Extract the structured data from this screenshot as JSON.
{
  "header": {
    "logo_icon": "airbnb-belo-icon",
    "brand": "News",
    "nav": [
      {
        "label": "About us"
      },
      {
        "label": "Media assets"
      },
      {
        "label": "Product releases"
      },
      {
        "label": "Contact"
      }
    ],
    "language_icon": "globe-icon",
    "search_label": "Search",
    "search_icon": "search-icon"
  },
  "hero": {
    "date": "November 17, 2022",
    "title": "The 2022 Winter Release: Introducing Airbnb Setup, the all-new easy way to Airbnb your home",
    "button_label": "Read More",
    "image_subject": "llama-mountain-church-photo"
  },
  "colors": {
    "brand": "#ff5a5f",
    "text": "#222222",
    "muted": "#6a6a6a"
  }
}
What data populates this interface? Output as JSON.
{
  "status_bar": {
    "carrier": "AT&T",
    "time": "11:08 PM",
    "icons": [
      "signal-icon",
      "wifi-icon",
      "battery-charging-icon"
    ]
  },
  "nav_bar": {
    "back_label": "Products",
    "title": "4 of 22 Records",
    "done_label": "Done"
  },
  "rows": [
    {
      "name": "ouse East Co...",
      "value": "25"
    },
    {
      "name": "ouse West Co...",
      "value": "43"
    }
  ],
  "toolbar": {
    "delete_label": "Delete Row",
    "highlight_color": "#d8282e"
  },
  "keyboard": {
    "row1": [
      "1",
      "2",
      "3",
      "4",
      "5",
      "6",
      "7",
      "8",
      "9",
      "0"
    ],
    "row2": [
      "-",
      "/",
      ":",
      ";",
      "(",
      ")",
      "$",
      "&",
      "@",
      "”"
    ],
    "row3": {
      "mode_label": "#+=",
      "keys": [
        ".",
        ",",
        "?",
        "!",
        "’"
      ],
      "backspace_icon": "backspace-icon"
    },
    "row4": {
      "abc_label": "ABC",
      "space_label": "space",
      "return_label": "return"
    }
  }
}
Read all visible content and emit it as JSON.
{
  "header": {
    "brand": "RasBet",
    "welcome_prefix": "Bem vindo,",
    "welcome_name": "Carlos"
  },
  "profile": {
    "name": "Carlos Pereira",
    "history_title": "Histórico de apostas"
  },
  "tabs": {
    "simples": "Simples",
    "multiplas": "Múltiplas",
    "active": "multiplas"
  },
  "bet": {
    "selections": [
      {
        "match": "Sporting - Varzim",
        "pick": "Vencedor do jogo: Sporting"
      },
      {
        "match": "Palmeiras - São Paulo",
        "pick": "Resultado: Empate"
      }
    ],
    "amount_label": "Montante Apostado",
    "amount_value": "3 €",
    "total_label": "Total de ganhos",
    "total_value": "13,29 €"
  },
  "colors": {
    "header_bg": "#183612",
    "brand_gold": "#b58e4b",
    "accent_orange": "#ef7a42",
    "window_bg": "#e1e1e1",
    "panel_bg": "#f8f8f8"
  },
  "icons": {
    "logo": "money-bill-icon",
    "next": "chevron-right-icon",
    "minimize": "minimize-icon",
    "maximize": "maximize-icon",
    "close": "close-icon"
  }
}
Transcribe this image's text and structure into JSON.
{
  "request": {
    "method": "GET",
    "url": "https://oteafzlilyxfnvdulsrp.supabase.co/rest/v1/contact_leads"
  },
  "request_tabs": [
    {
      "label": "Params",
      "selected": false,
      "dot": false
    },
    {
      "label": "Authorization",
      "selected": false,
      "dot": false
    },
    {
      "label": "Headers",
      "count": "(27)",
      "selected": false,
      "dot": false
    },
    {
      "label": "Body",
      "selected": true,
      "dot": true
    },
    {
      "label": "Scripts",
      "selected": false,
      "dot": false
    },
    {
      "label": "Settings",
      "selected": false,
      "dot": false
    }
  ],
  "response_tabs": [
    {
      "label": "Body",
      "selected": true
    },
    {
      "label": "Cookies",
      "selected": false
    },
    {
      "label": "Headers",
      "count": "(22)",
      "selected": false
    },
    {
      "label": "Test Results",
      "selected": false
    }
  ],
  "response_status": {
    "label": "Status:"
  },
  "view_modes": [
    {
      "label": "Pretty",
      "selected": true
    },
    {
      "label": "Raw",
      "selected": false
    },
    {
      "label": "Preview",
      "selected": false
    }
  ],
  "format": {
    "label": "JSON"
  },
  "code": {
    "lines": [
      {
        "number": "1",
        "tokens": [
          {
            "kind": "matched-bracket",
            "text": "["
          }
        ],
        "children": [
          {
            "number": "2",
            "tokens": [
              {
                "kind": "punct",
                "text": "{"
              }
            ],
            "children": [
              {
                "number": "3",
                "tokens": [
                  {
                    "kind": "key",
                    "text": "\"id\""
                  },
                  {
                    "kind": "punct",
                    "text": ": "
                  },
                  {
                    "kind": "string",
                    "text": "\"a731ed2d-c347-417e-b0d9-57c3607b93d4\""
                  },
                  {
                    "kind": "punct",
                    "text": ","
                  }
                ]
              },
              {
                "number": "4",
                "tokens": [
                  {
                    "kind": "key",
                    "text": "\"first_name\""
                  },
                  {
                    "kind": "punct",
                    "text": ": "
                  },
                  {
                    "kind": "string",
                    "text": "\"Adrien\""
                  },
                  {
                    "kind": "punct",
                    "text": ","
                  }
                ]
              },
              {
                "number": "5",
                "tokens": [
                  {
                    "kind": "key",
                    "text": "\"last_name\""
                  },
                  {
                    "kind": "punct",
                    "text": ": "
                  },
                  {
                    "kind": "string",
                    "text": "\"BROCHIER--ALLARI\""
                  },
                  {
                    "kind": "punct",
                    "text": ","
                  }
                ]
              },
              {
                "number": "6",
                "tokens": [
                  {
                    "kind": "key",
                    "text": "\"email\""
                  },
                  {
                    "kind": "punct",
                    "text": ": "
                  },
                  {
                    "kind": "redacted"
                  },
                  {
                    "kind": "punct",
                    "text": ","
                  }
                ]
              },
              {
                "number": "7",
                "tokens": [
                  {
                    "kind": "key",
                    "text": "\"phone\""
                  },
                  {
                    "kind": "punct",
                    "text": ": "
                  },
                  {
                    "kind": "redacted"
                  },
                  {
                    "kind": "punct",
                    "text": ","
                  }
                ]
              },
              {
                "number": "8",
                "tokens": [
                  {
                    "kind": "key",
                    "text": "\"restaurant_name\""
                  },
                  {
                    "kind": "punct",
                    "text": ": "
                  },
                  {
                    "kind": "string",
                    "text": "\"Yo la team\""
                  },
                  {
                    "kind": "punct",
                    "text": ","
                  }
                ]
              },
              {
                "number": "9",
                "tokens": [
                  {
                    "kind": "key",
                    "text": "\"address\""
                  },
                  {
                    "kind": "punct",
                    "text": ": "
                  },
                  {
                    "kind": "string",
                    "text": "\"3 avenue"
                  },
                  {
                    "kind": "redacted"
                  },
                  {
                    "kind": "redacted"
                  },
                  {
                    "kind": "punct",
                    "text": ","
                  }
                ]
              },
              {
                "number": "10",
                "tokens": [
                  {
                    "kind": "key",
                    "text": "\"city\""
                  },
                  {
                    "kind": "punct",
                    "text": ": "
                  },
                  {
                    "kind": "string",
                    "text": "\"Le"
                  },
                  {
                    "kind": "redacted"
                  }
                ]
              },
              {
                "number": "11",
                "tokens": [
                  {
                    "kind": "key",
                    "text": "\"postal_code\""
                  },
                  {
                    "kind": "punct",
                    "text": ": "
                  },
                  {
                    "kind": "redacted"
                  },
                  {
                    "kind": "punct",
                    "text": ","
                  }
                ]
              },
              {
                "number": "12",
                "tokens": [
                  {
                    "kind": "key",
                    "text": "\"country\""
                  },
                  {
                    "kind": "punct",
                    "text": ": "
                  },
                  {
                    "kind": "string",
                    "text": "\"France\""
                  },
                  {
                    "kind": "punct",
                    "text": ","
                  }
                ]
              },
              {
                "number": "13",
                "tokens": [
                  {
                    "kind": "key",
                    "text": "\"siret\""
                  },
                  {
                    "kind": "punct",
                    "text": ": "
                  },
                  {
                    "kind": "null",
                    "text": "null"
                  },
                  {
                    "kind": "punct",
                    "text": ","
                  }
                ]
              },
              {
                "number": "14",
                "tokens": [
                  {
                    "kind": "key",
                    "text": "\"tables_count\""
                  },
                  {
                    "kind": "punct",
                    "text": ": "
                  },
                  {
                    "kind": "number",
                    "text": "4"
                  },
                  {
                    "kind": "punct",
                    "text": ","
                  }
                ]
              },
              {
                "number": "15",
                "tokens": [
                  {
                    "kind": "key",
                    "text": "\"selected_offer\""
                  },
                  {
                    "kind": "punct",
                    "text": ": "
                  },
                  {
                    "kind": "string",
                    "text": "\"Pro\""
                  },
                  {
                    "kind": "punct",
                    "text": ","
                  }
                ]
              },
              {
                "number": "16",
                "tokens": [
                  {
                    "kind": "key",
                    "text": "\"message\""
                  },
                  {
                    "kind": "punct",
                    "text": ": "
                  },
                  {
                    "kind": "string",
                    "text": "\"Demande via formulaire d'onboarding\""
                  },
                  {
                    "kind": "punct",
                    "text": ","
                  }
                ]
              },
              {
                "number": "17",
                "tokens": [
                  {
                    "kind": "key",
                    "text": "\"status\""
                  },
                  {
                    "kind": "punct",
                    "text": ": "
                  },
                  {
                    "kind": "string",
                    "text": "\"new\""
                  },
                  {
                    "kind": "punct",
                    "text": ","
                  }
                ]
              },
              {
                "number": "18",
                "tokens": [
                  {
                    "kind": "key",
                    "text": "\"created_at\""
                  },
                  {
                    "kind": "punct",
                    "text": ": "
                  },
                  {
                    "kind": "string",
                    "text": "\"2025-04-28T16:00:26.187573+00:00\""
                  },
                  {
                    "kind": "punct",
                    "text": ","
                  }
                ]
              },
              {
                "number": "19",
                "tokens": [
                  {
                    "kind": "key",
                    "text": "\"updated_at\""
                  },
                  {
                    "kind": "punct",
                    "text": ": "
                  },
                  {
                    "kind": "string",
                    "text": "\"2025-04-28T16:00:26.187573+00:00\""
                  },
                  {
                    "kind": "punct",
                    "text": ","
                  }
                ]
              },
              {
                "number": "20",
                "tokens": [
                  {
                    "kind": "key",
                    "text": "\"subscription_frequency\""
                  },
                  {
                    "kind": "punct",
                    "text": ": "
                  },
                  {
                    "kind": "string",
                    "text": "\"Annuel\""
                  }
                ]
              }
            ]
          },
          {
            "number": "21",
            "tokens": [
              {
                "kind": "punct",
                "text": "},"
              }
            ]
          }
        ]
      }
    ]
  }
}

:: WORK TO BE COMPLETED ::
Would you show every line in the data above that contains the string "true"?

:: SOLVED EXERCISE ::
      "selected": true,
      "dot": true
      "selected": true
      "selected": true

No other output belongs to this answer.